JACQUEVILLE, IVORY COAST (AFP) – African governments typically hail the discovery of oil and gas as a blessing, but poor villagers in southern Ivory Coast are among those who say it can also be a curse.
On the petroleum-rich coastline of Jacqueville, about 100 kilometres from Ivory Coast’s economic hub of Abidjan, locals said they have yet to benefit from a decades-old bonanza.
Workers are busy setting down a third pipeline, cutting across farms and villages, to help bring gas from offshore rigs to power stations.
But in the village of Addah, found at the end of a bumpy, dusty road, people said they have yet to see any trickle-down from the boom and complain the whole issue is shrouded in secrecy.
“I don’t understand why a village that has an oil rig has no fire station and no secondary school, or why the hospitals don’t have supplies,” said Jean Biatchon N’Drin, 32.
“We don’t see any benefit from oil on our lives. They have been extracting oil since I was born, and I live in poverty,” said Duval Nevry, 27.
“We feel that we have been abandoned – the state has forgotten us,” he said, gazing out to the rigs, visible from the village’s sandy slopes.
Fisherman Justin Dagry Yessoh said fishing yields had been hit by the oil and gas development.
“Fishing hasn’t been profitable since the pipelines came along,” he said.
ROLE OF STATE
Ivory Coast is the world’s biggest supplier of cacao, the precursor of chocolate, accounting for 40 per cent of the global market. But it remains just a small producer of oil, pumping out 36,000 barrels per day in 2019, from a field off Jacqueville exploited by several foreign majors.
In 2018, crude production was worth around CFA500 billion (USD890 million), according to a campaign group called the Extractive Industries Transparency Initiative (EITI).
Much flak has been directed at the Oil and Gas Council, an entity set up in 2008 gathering elected officials and members of the public to help development using petroleum revenue.
Its president Leon Lobo said the council had funded the construction of homes, clinics, water towers and schools, for an overall cost of CFA800 million.
But the council depended on the state for funding, he explained.
“We do not get money from the oil companies for our projects,” he said.

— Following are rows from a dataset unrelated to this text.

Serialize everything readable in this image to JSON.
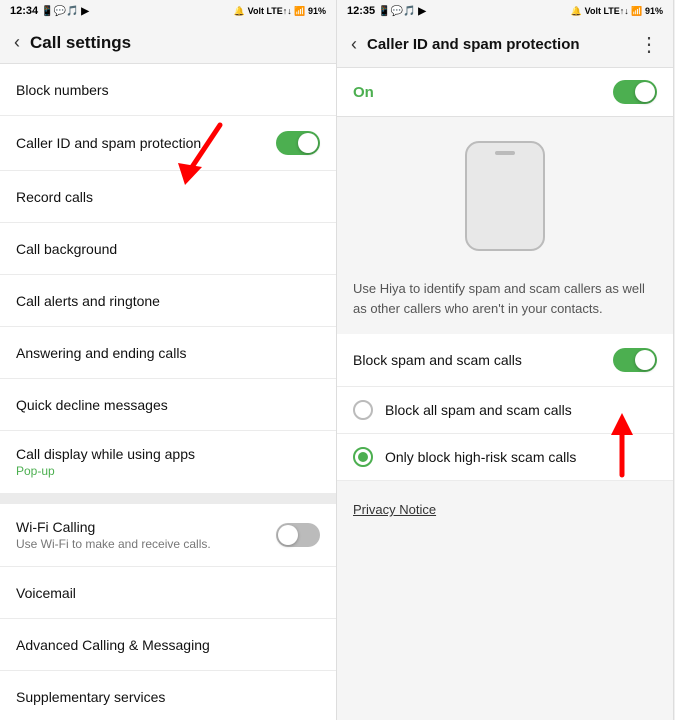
{
  "left_panel": {
    "status": {
      "time": "12:34",
      "icons_left": "📱 💬 🎵",
      "icons_right": "🔔 Volt LTE↑↓ 91%"
    },
    "header": {
      "back_icon": "‹",
      "title": "Call settings"
    },
    "items": [
      {
        "id": "block-numbers",
        "label": "Block numbers",
        "has_toggle": false,
        "sub": ""
      },
      {
        "id": "caller-id",
        "label": "Caller ID and spam protection",
        "has_toggle": true,
        "toggle_on": true,
        "sub": ""
      },
      {
        "id": "record-calls",
        "label": "Record calls",
        "has_toggle": false,
        "sub": ""
      },
      {
        "id": "call-background",
        "label": "Call background",
        "has_toggle": false,
        "sub": ""
      },
      {
        "id": "call-alerts",
        "label": "Call alerts and ringtone",
        "has_toggle": false,
        "sub": ""
      },
      {
        "id": "answering-ending",
        "label": "Answering and ending calls",
        "has_toggle": false,
        "sub": ""
      },
      {
        "id": "quick-decline",
        "label": "Quick decline messages",
        "has_toggle": false,
        "sub": ""
      },
      {
        "id": "call-display",
        "label": "Call display while using apps",
        "has_toggle": false,
        "sub": "Pop-up",
        "sub_color": "green"
      },
      {
        "id": "divider",
        "type": "divider"
      },
      {
        "id": "wifi-calling",
        "label": "Wi-Fi Calling",
        "has_toggle": true,
        "toggle_on": false,
        "sub": "Use Wi-Fi to make and receive calls.",
        "sub_color": "gray"
      },
      {
        "id": "voicemail",
        "label": "Voicemail",
        "has_toggle": false,
        "sub": ""
      },
      {
        "id": "advanced-calling",
        "label": "Advanced Calling & Messaging",
        "has_toggle": false,
        "sub": ""
      },
      {
        "id": "supplementary",
        "label": "Supplementary services",
        "has_toggle": false,
        "sub": ""
      }
    ]
  },
  "right_panel": {
    "status": {
      "time": "12:35",
      "icons_right": "🔔 Volt LTE↑↓ 91%"
    },
    "header": {
      "back_icon": "‹",
      "title": "Caller ID and spam protection",
      "menu_icon": "⋮"
    },
    "on_label": "On",
    "description": "Use Hiya to identify spam and scam callers as well as other callers who aren't in your contacts.",
    "block_spam_label": "Block spam and scam calls",
    "block_spam_toggle_on": true,
    "radio_options": [
      {
        "id": "block-all",
        "label": "Block all spam and scam calls",
        "selected": false
      },
      {
        "id": "block-high-risk",
        "label": "Only block high-risk scam calls",
        "selected": true
      }
    ],
    "privacy_link": "Privacy Notice"
  }
}
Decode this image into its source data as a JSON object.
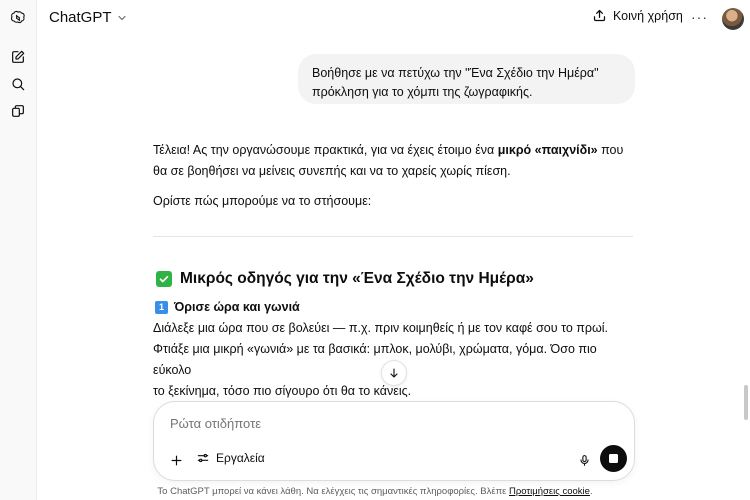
{
  "app": {
    "title": "ChatGPT",
    "colors": {
      "accent_check": "#2fb344",
      "keycap": "#3b8ee8",
      "bubble": "#f3f3f3",
      "stop": "#0d0d0d"
    }
  },
  "sidebar": {
    "icons": [
      "openai-logo-icon",
      "new-chat-icon",
      "search-icon",
      "library-icon"
    ]
  },
  "header": {
    "model_label": "ChatGPT",
    "share_label": "Κοινή χρήση",
    "more_label": "···"
  },
  "conversation": {
    "user_message": "Βοήθησε με να πετύχω την \"Ένα Σχέδιο την Ημέρα\" πρόκληση για το χόμπι της ζωγραφικής.",
    "assistant": {
      "intro_part1": "Τέλεια! Ας την οργανώσουμε πρακτικά, για να έχεις έτοιμο ένα ",
      "intro_bold": "μικρό «παιχνίδι»",
      "intro_part2": " που θα σε βοηθήσει να μείνεις συνεπής και να το χαρείς χωρίς πίεση.",
      "setup_line": "Ορίστε πώς μπορούμε να το στήσουμε:",
      "guide_heading": "Μικρός οδηγός για την «Ένα Σχέδιο την Ημέρα»",
      "step1_number": "1",
      "step1_heading": "Όρισε ώρα και γωνιά",
      "step1_line1": "Διάλεξε μια ώρα που σε βολεύει — π.χ. πριν κοιμηθείς ή με τον καφέ σου το πρωί.",
      "step1_line2": "Φτιάξε μια μικρή «γωνιά» με τα βασικά: μπλοκ, μολύβι, χρώματα, γόμα. Όσο πιο εύκολο",
      "step1_line3": "το ξεκίνημα, τόσο πιο σίγουρο ότι θα το κάνεις."
    }
  },
  "composer": {
    "placeholder": "Ρώτα οτιδήποτε",
    "tools_label": "Εργαλεία"
  },
  "footer": {
    "disclaimer": "Το ChatGPT μπορεί να κάνει λάθη. Να ελέγχεις τις σημαντικές πληροφορίες. Βλέπε ",
    "link_label": "Προτιμήσεις cookie",
    "suffix": "."
  }
}
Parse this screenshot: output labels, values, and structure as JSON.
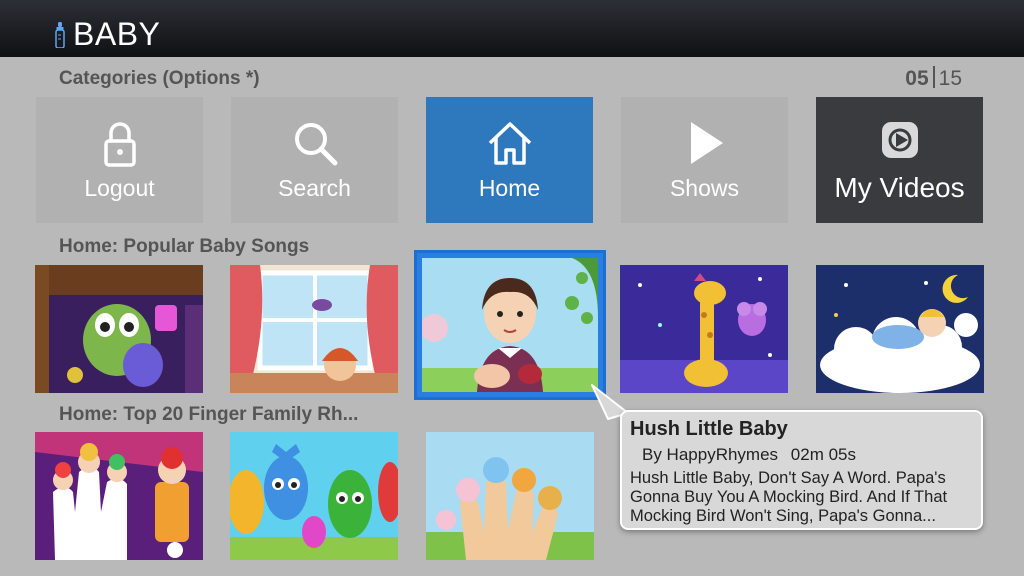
{
  "header": {
    "app_title": "BABY",
    "icon": "baby-bottle-icon"
  },
  "categories": {
    "label": "Categories (Options *)",
    "page_current": "05",
    "page_total": "15",
    "tiles": [
      {
        "label": "Logout",
        "icon": "lock-icon"
      },
      {
        "label": "Search",
        "icon": "search-icon"
      },
      {
        "label": "Home",
        "icon": "home-icon",
        "selected": true
      },
      {
        "label": "Shows",
        "icon": "play-icon"
      },
      {
        "label": "My Videos",
        "icon": "my-videos-icon"
      }
    ]
  },
  "rows": [
    {
      "label": "Home:  Popular Baby Songs",
      "thumbnails": [
        "purple-creature-scene",
        "window-room-scene",
        "hush-little-baby",
        "giraffe-night-scene",
        "sleeping-cloud-baby"
      ]
    },
    {
      "label": "Home:  Top 20 Finger Family Rh...",
      "thumbnails": [
        "clown-finger-family",
        "candy-finger-family",
        "animal-finger-family"
      ]
    }
  ],
  "tooltip": {
    "title": "Hush Little Baby",
    "author": "By HappyRhymes",
    "duration": "02m 05s",
    "description": "Hush Little Baby, Don't Say A Word. Papa's Gonna Buy You A Mocking Bird.  And If That Mocking Bird Won't Sing, Papa's Gonna..."
  },
  "colors": {
    "accent": "#2e78bd",
    "focus_border": "#2a7de1",
    "background": "#b9b9b9",
    "dark_tile": "#3a3b3e"
  }
}
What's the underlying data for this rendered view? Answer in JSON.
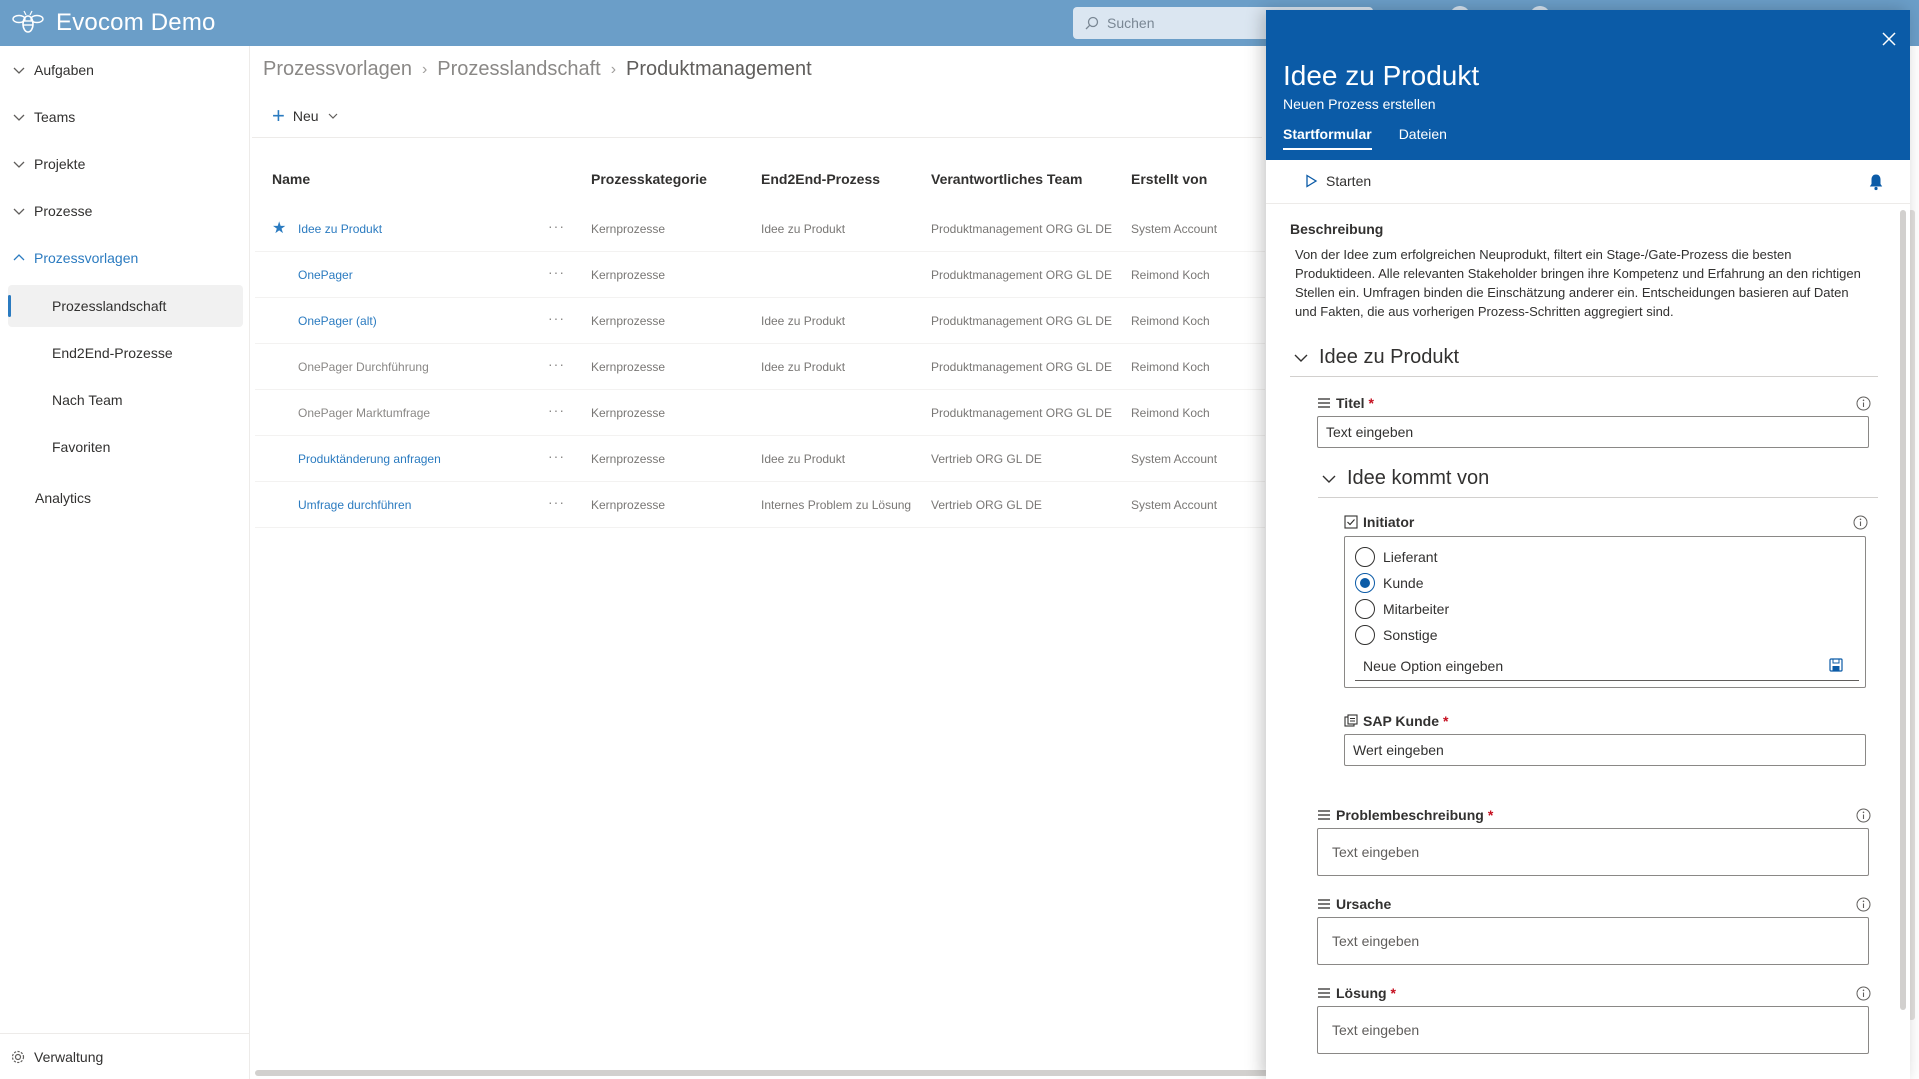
{
  "app": {
    "title": "Evocom Demo",
    "search_placeholder": "Suchen"
  },
  "sidebar": {
    "items": [
      {
        "label": "Aufgaben"
      },
      {
        "label": "Teams"
      },
      {
        "label": "Projekte"
      },
      {
        "label": "Prozesse"
      },
      {
        "label": "Prozessvorlagen"
      }
    ],
    "subitems": [
      {
        "label": "Prozesslandschaft"
      },
      {
        "label": "End2End-Prozesse"
      },
      {
        "label": "Nach Team"
      },
      {
        "label": "Favoriten"
      }
    ],
    "analytics": "Analytics",
    "admin": "Verwaltung"
  },
  "breadcrumb": [
    "Prozessvorlagen",
    "Prozesslandschaft",
    "Produktmanagement"
  ],
  "toolbar": {
    "new_label": "Neu"
  },
  "table": {
    "headers": [
      "Name",
      "Prozesskategorie",
      "End2End-Prozess",
      "Verantwortliches Team",
      "Erstellt von"
    ],
    "rows": [
      {
        "name": "Idee zu Produkt",
        "category": "Kernprozesse",
        "e2e": "Idee zu Produkt",
        "team": "Produktmanagement ORG GL DE",
        "creator": "System Account"
      },
      {
        "name": "OnePager",
        "category": "Kernprozesse",
        "e2e": "",
        "team": "Produktmanagement ORG GL DE",
        "creator": "Reimond Koch"
      },
      {
        "name": "OnePager (alt)",
        "category": "Kernprozesse",
        "e2e": "Idee zu Produkt",
        "team": "Produktmanagement ORG GL DE",
        "creator": "Reimond Koch"
      },
      {
        "name": "OnePager Durchführung",
        "category": "Kernprozesse",
        "e2e": "Idee zu Produkt",
        "team": "Produktmanagement ORG GL DE",
        "creator": "Reimond Koch"
      },
      {
        "name": "OnePager Marktumfrage",
        "category": "Kernprozesse",
        "e2e": "",
        "team": "Produktmanagement ORG GL DE",
        "creator": "Reimond Koch"
      },
      {
        "name": "Produktänderung anfragen",
        "category": "Kernprozesse",
        "e2e": "Idee zu Produkt",
        "team": "Vertrieb ORG GL DE",
        "creator": "System Account"
      },
      {
        "name": "Umfrage durchführen",
        "category": "Kernprozesse",
        "e2e": "Internes Problem zu Lösung",
        "team": "Vertrieb ORG GL DE",
        "creator": "System Account"
      }
    ]
  },
  "panel": {
    "title": "Idee zu Produkt",
    "subtitle": "Neuen Prozess erstellen",
    "tabs": [
      "Startformular",
      "Dateien"
    ],
    "start_label": "Starten",
    "description_label": "Beschreibung",
    "description": "Von der Idee zum erfolgreichen Neuprodukt, filtert ein Stage-/Gate-Prozess die besten Produktideen. Alle relevanten Stakeholder bringen ihre Kompetenz und Erfahrung an den richtigen Stellen ein. Umfragen binden die Einschätzung anderer ein. Entscheidungen basieren auf Daten und Fakten, die aus vorherigen Prozess-Schritten aggregiert sind.",
    "section1": "Idee zu Produkt",
    "title_field": {
      "label": "Titel",
      "placeholder": "Text eingeben"
    },
    "section2": "Idee kommt von",
    "initiator": {
      "label": "Initiator",
      "options": [
        "Lieferant",
        "Kunde",
        "Mitarbeiter",
        "Sonstige"
      ],
      "selected": "Kunde",
      "new_option_placeholder": "Neue Option eingeben"
    },
    "sap_field": {
      "label": "SAP Kunde",
      "placeholder": "Wert eingeben"
    },
    "problem_field": {
      "label": "Problembeschreibung",
      "placeholder": "Text eingeben"
    },
    "cause_field": {
      "label": "Ursache",
      "placeholder": "Text eingeben"
    },
    "solution_field": {
      "label": "Lösung",
      "placeholder": "Text eingeben"
    },
    "required_mark": "*"
  },
  "colors": {
    "topbar": "#6b9ec8",
    "panel_header": "#0b5ba7",
    "accent": "#2b7bc0",
    "required": "#c50f1f"
  }
}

Jacqueville Senator Francis Lezou Bombro agreed that state control was a financial chokepoint.
“If you want to help the Jacqueville region (through the energy boom), everything has to go through the state – to the point that if the council wants to give a needle, it has to get state approval.”
Seeking to lure investment, Ivory Coast takes only a small cut of income from foreign majors.
Analysts said the government will be under pressure to demand a bigger share in the light of a recent announcement of a major discovery of offshore oil and gas.
‘SOCIAL TIME BOMB’
“The curse of oil happens when… tax receipts dry up, when the oil sector does not become integrated with the rest of the economy, and when resources derived from oil negatively impact the quality of governance and institutions,” said economist Jean Ette.
Ette, who is also spokesman for a local campaign group called Clean Jacqueville, warned that anger among young people was acute.
“We have to act quickly… to defuse the social time bomb,” he said.
Protests erupted in Jacqueville a number of years ago over perceived failures to benefit from the oil boom. Protestors erected barricades and burned tyres to block the construction of a pipeline.
Lobo, who is leaving the Oil and Gas Council after seven years to enter Parliament, where he was recently elected an MP with the governing majority, said he had faith in “negotiating” with oil companies rather than trying to strong-arm them.
“We will get the benefits of oil extraction by peaceful co-existence with the oil companies and placing our trust in the state,” he said. “Oil will not be a curse here.”
Senator Bombro, who is also a member of the governing majority, said, “The ideal thing would be to give Jacqueville a special status, with a special investment budget for the region.”